What you are asked to do: What you return should be the lines of the data containing "title", each in full.

[Entries from a dataset of interfaces]
★ ★ ★ ★ ★

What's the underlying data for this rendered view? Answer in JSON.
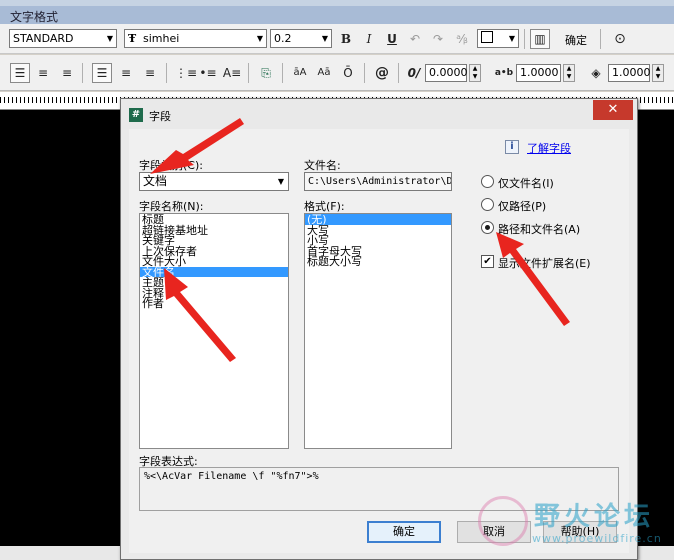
{
  "window": {
    "title": "文字格式"
  },
  "toolbar1": {
    "style_value": "STANDARD",
    "font_value": "simhei",
    "height_value": "0.2",
    "bold": "B",
    "italic": "I",
    "underline": "U",
    "ok_label": "确定"
  },
  "toolbar2": {
    "oblique_value": "0.0000",
    "tracking_value": "1.0000",
    "width_value": "1.0000"
  },
  "dialog": {
    "title": "字段",
    "learn_link": "了解字段",
    "category_label": "字段类别(C):",
    "category_value": "文档",
    "names_label": "字段名称(N):",
    "field_names": [
      "标题",
      "超链接基地址",
      "关键字",
      "上次保存者",
      "文件大小",
      "文件名",
      "主题",
      "注释",
      "作者"
    ],
    "selected_field": "文件名",
    "filename_label": "文件名:",
    "filename_value": "C:\\Users\\Administrator\\D",
    "format_label": "格式(F):",
    "formats": [
      "(无)",
      "大写",
      "小写",
      "首字母大写",
      "标题大小写"
    ],
    "selected_format": "(无)",
    "radio_filename_only": "仅文件名(I)",
    "radio_path_only": "仅路径(P)",
    "radio_path_and_name": "路径和文件名(A)",
    "checkbox_extension": "显示文件扩展名(E)",
    "expression_label": "字段表达式:",
    "expression_value": "%<\\AcVar Filename \\f \"%fn7\">%",
    "ok_label": "确定",
    "cancel_label": "取消",
    "help_label": "帮助(H)"
  },
  "watermark": {
    "text": "野火论坛",
    "url": "www.proewildfire.cn"
  }
}
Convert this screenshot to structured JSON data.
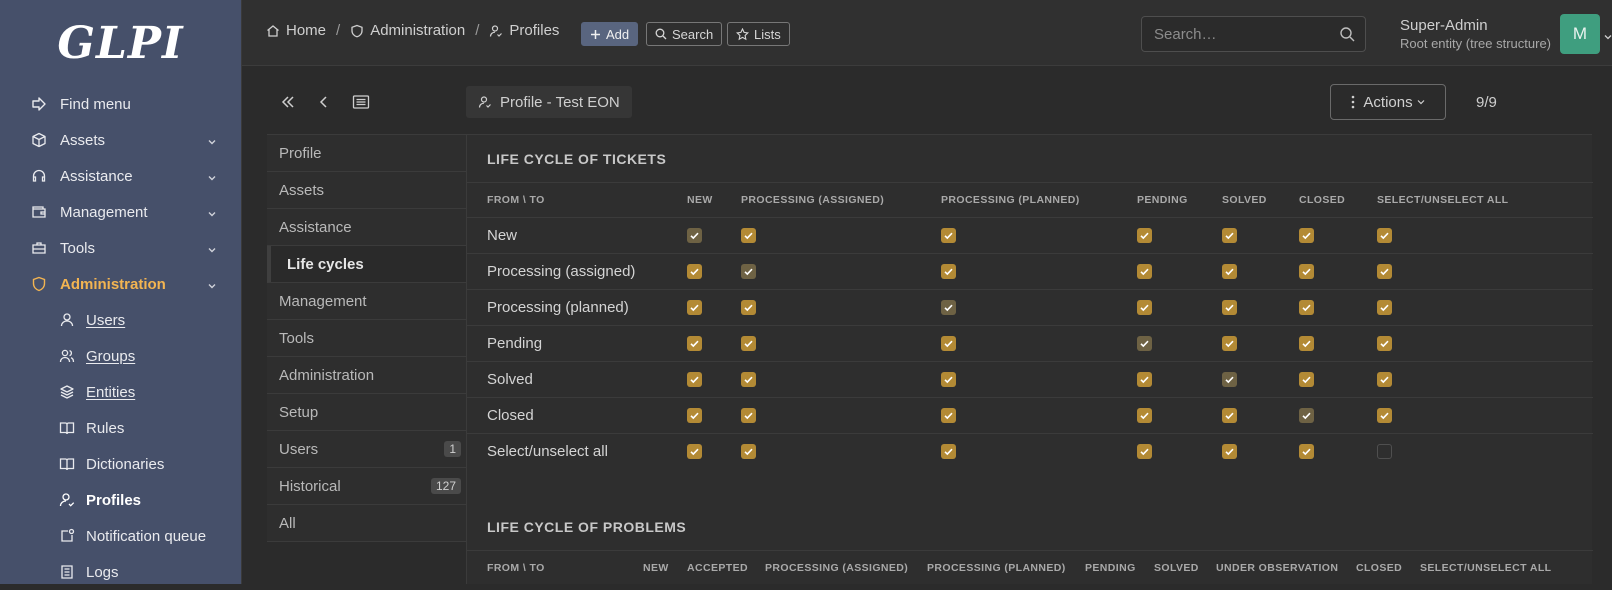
{
  "app": {
    "logo": "GLPI"
  },
  "sidebar": {
    "items": [
      {
        "label": "Find menu",
        "icon": "find-menu-icon"
      },
      {
        "label": "Assets",
        "icon": "cube-icon"
      },
      {
        "label": "Assistance",
        "icon": "headset-icon"
      },
      {
        "label": "Management",
        "icon": "wallet-icon"
      },
      {
        "label": "Tools",
        "icon": "briefcase-icon"
      },
      {
        "label": "Administration",
        "icon": "shield-icon"
      }
    ],
    "subitems": [
      {
        "label": "Users",
        "icon": "user-icon"
      },
      {
        "label": "Groups",
        "icon": "users-icon"
      },
      {
        "label": "Entities",
        "icon": "stack-icon"
      },
      {
        "label": "Rules",
        "icon": "book-icon"
      },
      {
        "label": "Dictionaries",
        "icon": "book-icon"
      },
      {
        "label": "Profiles",
        "icon": "user-check-icon"
      },
      {
        "label": "Notification queue",
        "icon": "notification-icon"
      },
      {
        "label": "Logs",
        "icon": "logs-icon"
      }
    ]
  },
  "topbar": {
    "breadcrumb": [
      "Home",
      "Administration",
      "Profiles"
    ],
    "add_label": "Add",
    "search_label": "Search",
    "lists_label": "Lists",
    "search_placeholder": "Search…",
    "user_name": "Super-Admin",
    "user_entity": "Root entity (tree structure)",
    "avatar_initial": "M"
  },
  "tabs": [
    {
      "label": "Profile"
    },
    {
      "label": "Assets"
    },
    {
      "label": "Assistance"
    },
    {
      "label": "Life cycles"
    },
    {
      "label": "Management"
    },
    {
      "label": "Tools"
    },
    {
      "label": "Administration"
    },
    {
      "label": "Setup"
    },
    {
      "label": "Users",
      "badge": "1"
    },
    {
      "label": "Historical",
      "badge": "127"
    },
    {
      "label": "All"
    }
  ],
  "page": {
    "title": "Profile - Test EON",
    "actions_label": "Actions",
    "counter": "9/9"
  },
  "tickets": {
    "title": "LIFE CYCLE OF TICKETS",
    "columns": [
      "FROM \\ TO",
      "NEW",
      "PROCESSING (ASSIGNED)",
      "PROCESSING (PLANNED)",
      "PENDING",
      "SOLVED",
      "CLOSED",
      "SELECT/UNSELECT ALL"
    ],
    "rows": [
      {
        "label": "New",
        "cells": [
          "dim",
          "on",
          "on",
          "on",
          "on",
          "on",
          "on"
        ]
      },
      {
        "label": "Processing (assigned)",
        "cells": [
          "on",
          "dim",
          "on",
          "on",
          "on",
          "on",
          "on"
        ]
      },
      {
        "label": "Processing (planned)",
        "cells": [
          "on",
          "on",
          "dim",
          "on",
          "on",
          "on",
          "on"
        ]
      },
      {
        "label": "Pending",
        "cells": [
          "on",
          "on",
          "on",
          "dim",
          "on",
          "on",
          "on"
        ]
      },
      {
        "label": "Solved",
        "cells": [
          "on",
          "on",
          "on",
          "on",
          "dim",
          "on",
          "on"
        ]
      },
      {
        "label": "Closed",
        "cells": [
          "on",
          "on",
          "on",
          "on",
          "on",
          "dim",
          "on"
        ]
      },
      {
        "label": "Select/unselect all",
        "cells": [
          "on",
          "on",
          "on",
          "on",
          "on",
          "on",
          "off"
        ]
      }
    ]
  },
  "problems": {
    "title": "LIFE CYCLE OF PROBLEMS",
    "columns": [
      "FROM \\ TO",
      "NEW",
      "ACCEPTED",
      "PROCESSING (ASSIGNED)",
      "PROCESSING (PLANNED)",
      "PENDING",
      "SOLVED",
      "UNDER OBSERVATION",
      "CLOSED",
      "SELECT/UNSELECT ALL"
    ]
  },
  "colors": {
    "sidebar": "#46506a",
    "accent": "#f3b451",
    "checkbox": "#b38a35",
    "avatar": "#3f9e7f"
  }
}
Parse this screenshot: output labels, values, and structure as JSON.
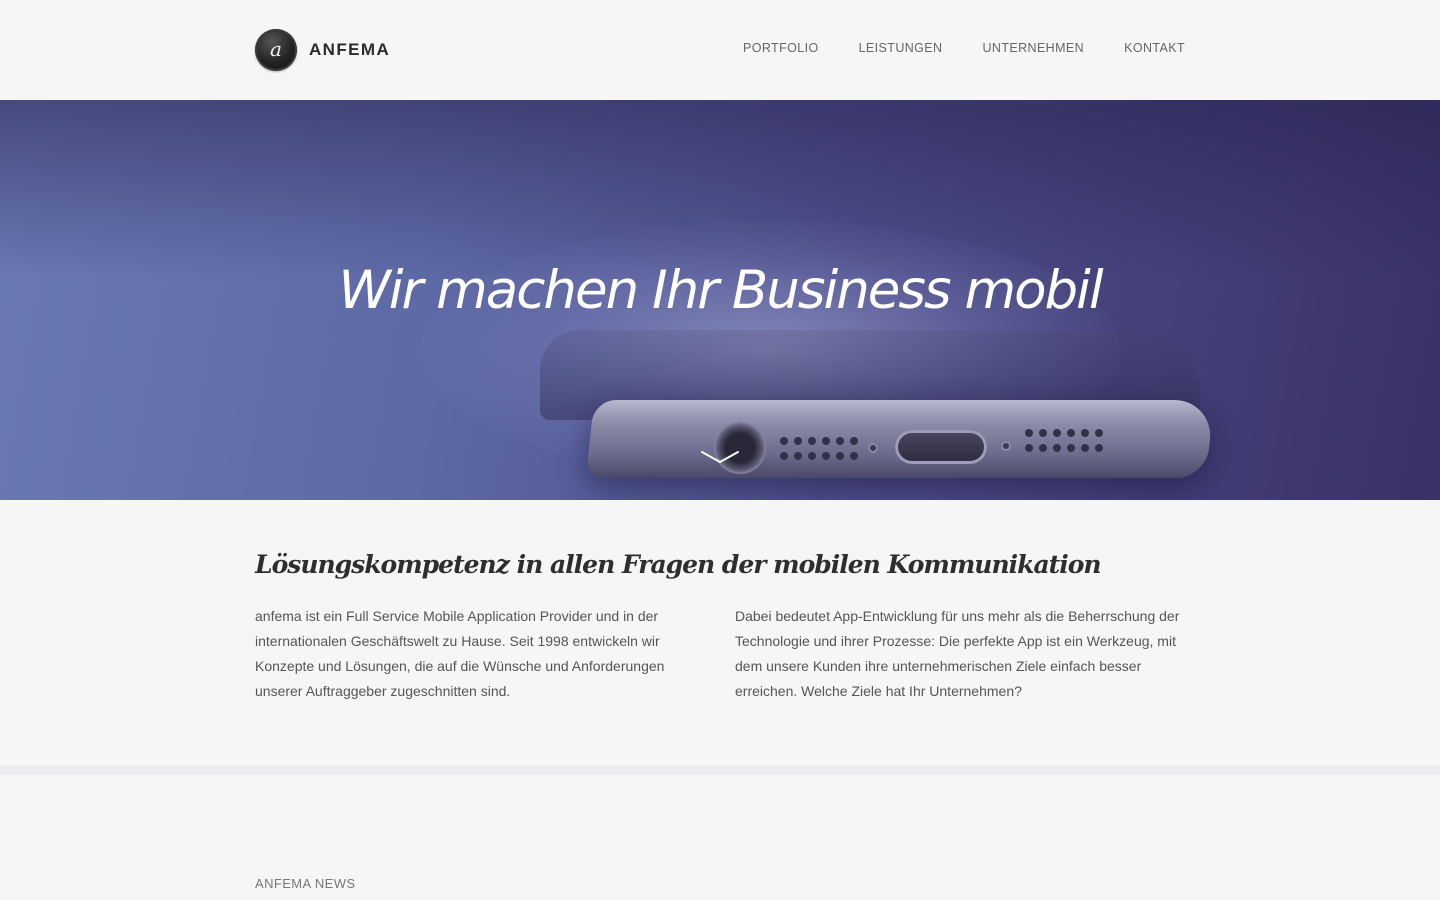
{
  "brand": {
    "name": "ANFEMA",
    "logo_letter": "a"
  },
  "nav": {
    "items": [
      {
        "label": "PORTFOLIO"
      },
      {
        "label": "LEISTUNGEN"
      },
      {
        "label": "UNTERNEHMEN"
      },
      {
        "label": "KONTAKT"
      }
    ]
  },
  "hero": {
    "title": "Wir machen Ihr Business mobil",
    "scroll_icon": "chevron-down-icon"
  },
  "intro": {
    "title": "Lösungskompetenz in allen Fragen der mobilen Kommunikation",
    "left_text": "anfema ist ein Full Service Mobile Application Provider und in der internationalen Geschäftswelt zu Hause. Seit 1998 entwickeln wir Konzepte und Lösungen, die auf die Wünsche und Anforderungen unserer Auftraggeber zugeschnitten sind.",
    "right_text": "Dabei bedeutet App-Entwicklung für uns mehr als die Beherrschung der Technologie und ihrer Prozesse: Die perfekte App ist ein Werkzeug, mit dem unsere Kunden ihre unternehmerischen Ziele einfach besser erreichen. Welche Ziele hat Ihr Unternehmen?"
  },
  "news": {
    "label": "ANFEMA NEWS"
  }
}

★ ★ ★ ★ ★

Answer space:
    "title": "文字格式"
    "title": "字段",
    "title": "Profile - Test EON",
    "title": "LIFE CYCLE OF TICKETS",
    "title": "LIFE CYCLE OF PROBLEMS",
    "title": "Wir machen Ihr Business mobil",
    "title": "Lösungskompetenz in allen Fragen der mobilen Kommunikation",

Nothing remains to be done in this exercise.